What I really like about MGN today is that silver prices don't need to move to make the company wildly profitable. $20 is just fine.

I also like that company insiders hold so much stock. This tells me that they believe in the company.

http://finance.yahoo.com/q/mh?s=MGN+Major+Holders

Glenn Dobbs holds over 1.7 million shares as of Nov 20, 2013. This means that his interests are mostly likely going to be aligned with shareholders.

I also like the Institutional Holders listed. I like Sprott Inc, and Cambridge Investment Research Advisors--they both promote mining companies!

It seems that it's either silver industry insiders, or big money outsiders are among the top ten institutional holders. Many of the big money outsiders are multi billion dollar funds. Any one of them could step up and provide the funding, either in part or in whole, to finance the company's mine construction needs going forward.

AQR Capital Management, LLC has $92 billion under management.

Northern Trust has assets of $97 billion, and manages $807 billion.

Calpers manages $257 billion

Vanguard Group, Inc. (The) manages $2 trillion.

Bank of New York Mellon Corporation has $1.4 trillion in assets under management and $27 trillion in assets under custody and administration.

See the list of major holders here: http://finance.yahoo.com/q/mh?s=MGN+Major+Holders

For such a tiny market cap company of $33 million, to have come to the attention of all of these large funds, enough for them to actually buy stock, is impressive and noteworthy.

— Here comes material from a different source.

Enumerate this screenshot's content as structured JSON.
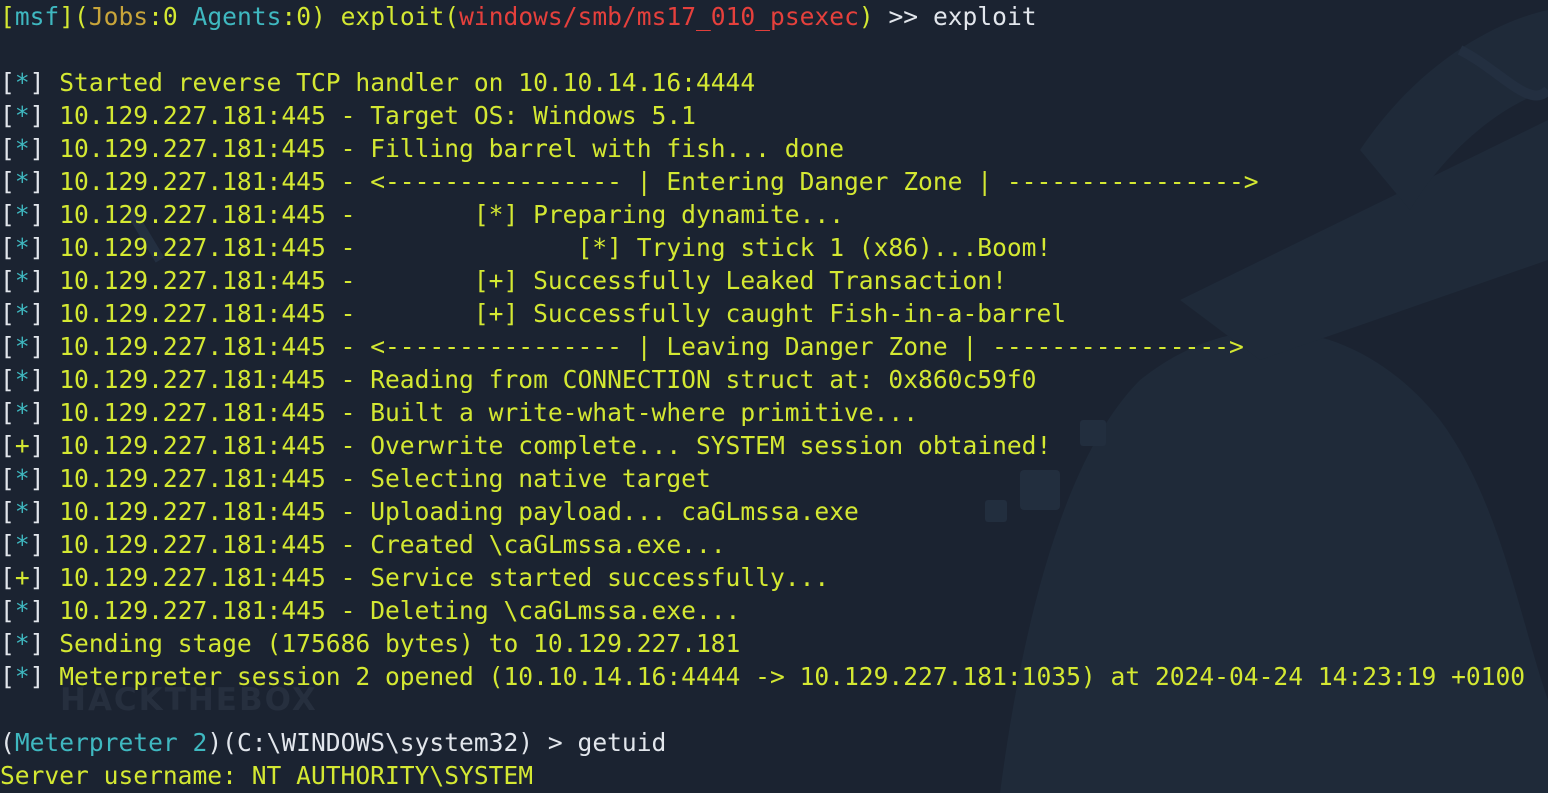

I can imagine a newsletter writer starting out with a headline, "Find out which tiny market cap silver mining stock 5 different multi billion dollar funds must own."

Sincerely,

Jason Hommel